The Pell Laboratory is sited within a cluster of animal research facilities on the Ag Campus of Pennsylvania State University, set within the rolling agrarian landscape of central Pennsylvania. The vernacular landscape surrounding the site contains several simple rectangular barns capped by zinc clad roofs and silos that frame the horizon. The Pell Laboratory builds on these simple traditions, but with an attitude that reflects the cutting-edge program. The Pell Laboratory’s most distinctive feature is its undulating roof form, which houses a complex array of mechanical systems and provides a dynamic silhouette against the tree-lined horizon. The zinc clad roof form collects the twin bars of concrete block laboratories that straddle a central circulation spine framing dramatic landscape views at each end.
Providing transparency, natural light and a connection to the surrounding natural landscape in an intense biocontainment environment is the central theme of the project. Biocontainment facilities are typically designed as windowless bunkers for security reasons, and great care was taken to provide access to the natural environment for workers who spend the majority of their day working in cumbersome personal-protective equipment (Tyvek suits and respirators) in the Pell Laboratory. The project was funded by the National Institutes of Health, as part of the American Reinvestment and Recovery Act. During the final site review, the building was commended by the NIH review team as “the most pleasant biocontainment environment to work in that [we] have ever seen.”

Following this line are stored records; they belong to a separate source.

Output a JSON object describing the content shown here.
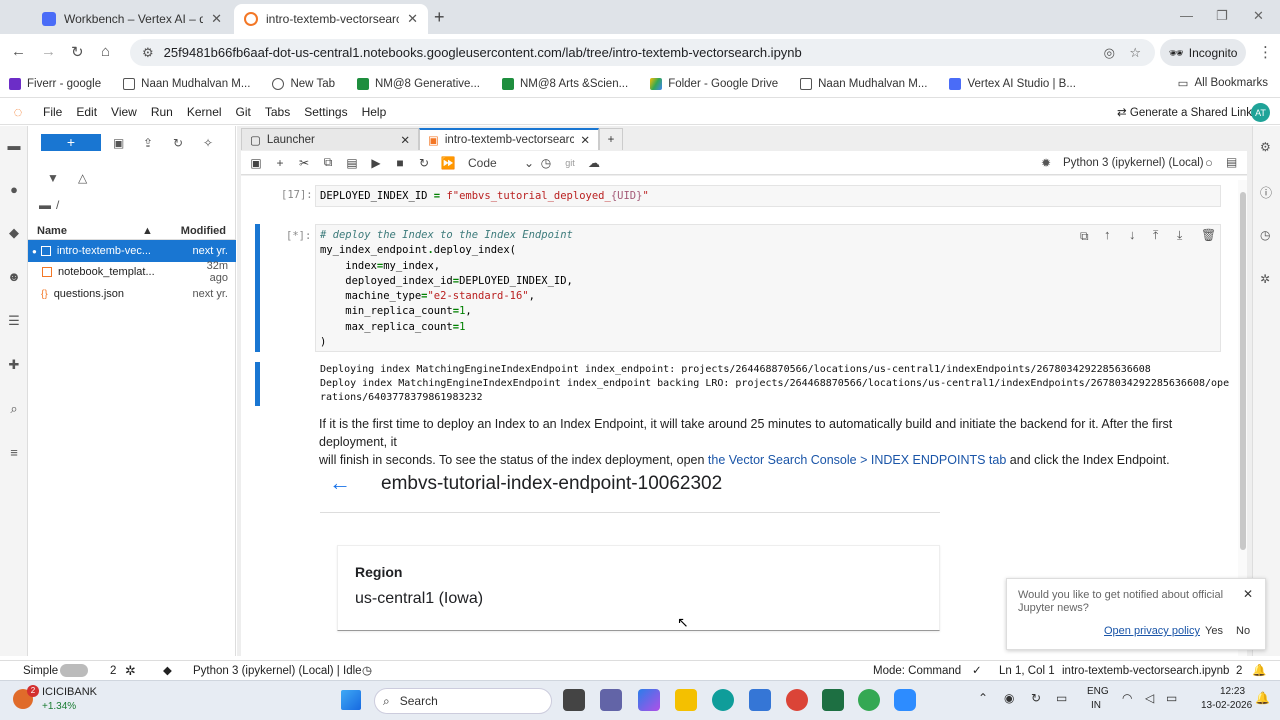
{
  "browser": {
    "tabs": [
      {
        "title": "Workbench – Vertex AI – qwikla"
      },
      {
        "title": "intro-textemb-vectorsearch.ipyn"
      }
    ],
    "url": "25f9481b66fb6aaf-dot-us-central1.notebooks.googleusercontent.com/lab/tree/intro-textemb-vectorsearch.ipynb",
    "incognito_label": "Incognito",
    "bookmarks": [
      "Fiverr - google",
      "Naan Mudhalvan M...",
      "New Tab",
      "NM@8 Generative...",
      "NM@8 Arts &Scien...",
      "Folder - Google Drive",
      "Naan Mudhalvan M...",
      "Vertex AI Studio | B..."
    ],
    "all_bookmarks": "All Bookmarks"
  },
  "jupyter": {
    "menu": [
      "File",
      "Edit",
      "View",
      "Run",
      "Kernel",
      "Git",
      "Tabs",
      "Settings",
      "Help"
    ],
    "share_label": "Generate a Shared Link",
    "avatar": "AT",
    "files": {
      "path": "/",
      "col_name": "Name",
      "col_modified": "Modified",
      "rows": [
        {
          "name": "intro-textemb-vec...",
          "modified": "next yr."
        },
        {
          "name": "notebook_templat...",
          "modified": "32m ago"
        },
        {
          "name": "questions.json",
          "modified": "next yr."
        }
      ]
    },
    "doc_tabs": [
      "Launcher",
      "intro-textemb-vectorsearch.ip"
    ],
    "cell_type": "Code",
    "kernel": "Python 3 (ipykernel) (Local)",
    "cells": {
      "prompt1": "[17]:",
      "prompt2": "[*]:",
      "output1": "Deploying index MatchingEngineIndexEndpoint index_endpoint: projects/264468870566/locations/us-central1/indexEndpoints/2678034292285636608",
      "output2": "Deploy index MatchingEngineIndexEndpoint index_endpoint backing LRO: projects/264468870566/locations/us-central1/indexEndpoints/2678034292285636608/ope",
      "output3": "rations/6403778379861983232",
      "md_text1": "If it is the first time to deploy an Index to an Index Endpoint, it will take around 25 minutes to automatically build and initiate the backend for it. After the first deployment, it",
      "md_text2a": "will finish in seconds. To see the status of the index deployment, open ",
      "md_link": "the Vector Search Console > INDEX ENDPOINTS tab",
      "md_text2b": " and click the Index Endpoint.",
      "image_title": "embvs-tutorial-index-endpoint-10062302",
      "region_label": "Region",
      "region_value": "us-central1 (Iowa)"
    },
    "popup": {
      "text": "Would you like to get notified about official Jupyter news?",
      "privacy": "Open privacy policy",
      "yes": "Yes",
      "no": "No"
    },
    "status": {
      "mode": "Simple",
      "count1": "2",
      "kernel_status": "Python 3 (ipykernel) (Local) | Idle",
      "cmd_mode": "Mode: Command",
      "cursor": "Ln 1, Col 1",
      "file": "intro-textemb-vectorsearch.ipynb",
      "count2": "2"
    }
  },
  "taskbar": {
    "stock_name": "ICICIBANK",
    "stock_change": "+1.34%",
    "search": "Search",
    "lang1": "ENG",
    "lang2": "IN",
    "time": "12:23",
    "date": "13-02-2026",
    "badge": "2"
  },
  "colors": {
    "accent": "#1976d2",
    "jupyter_orange": "#f37726"
  }
}
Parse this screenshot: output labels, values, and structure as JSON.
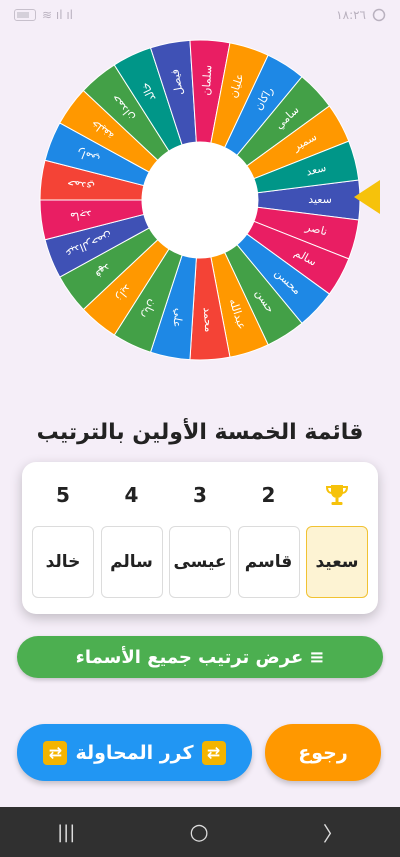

Unlike many BSL-3 facilities, the BSL-3+ biocontainment environment is directly visible from the main lobby located along the central spine. Transparency across the central spine from the lobby is captured through a custom-designed fully glazed stainless steel pass-through TRANSsterilizer, which visually links the BSL-3+ environment to the outside world.
Biocontainment and sustainability do not necessarily go hand-in-hand; typically, these are some of the least energy efficient building types due to single-pass 100% outside air-systems and high air-change rates. Through a tremendous focus on energy efficient approaches across the building and its systems; the Pell Laboratory achieved a 63% reduction in energy usage from a typical biology lab building in its climate. This reduction in energy usage is equal to the annual energy of 49 homes in the northeast. The building also includes a high performance envelope utilizing triple glazing and sunshading and is thermally broken and highly insulated with limited glazing. The building reduced the lighting power density by 25% compared to a code building and has achieved daylighting for at least 75% of the regularly occupied areas. While small in size, the Pell Laboratory is a hugely significant tool in the infectious disease research community.
This article appeared in our Fall 2013 Newsletter. Download the complete newsletter here.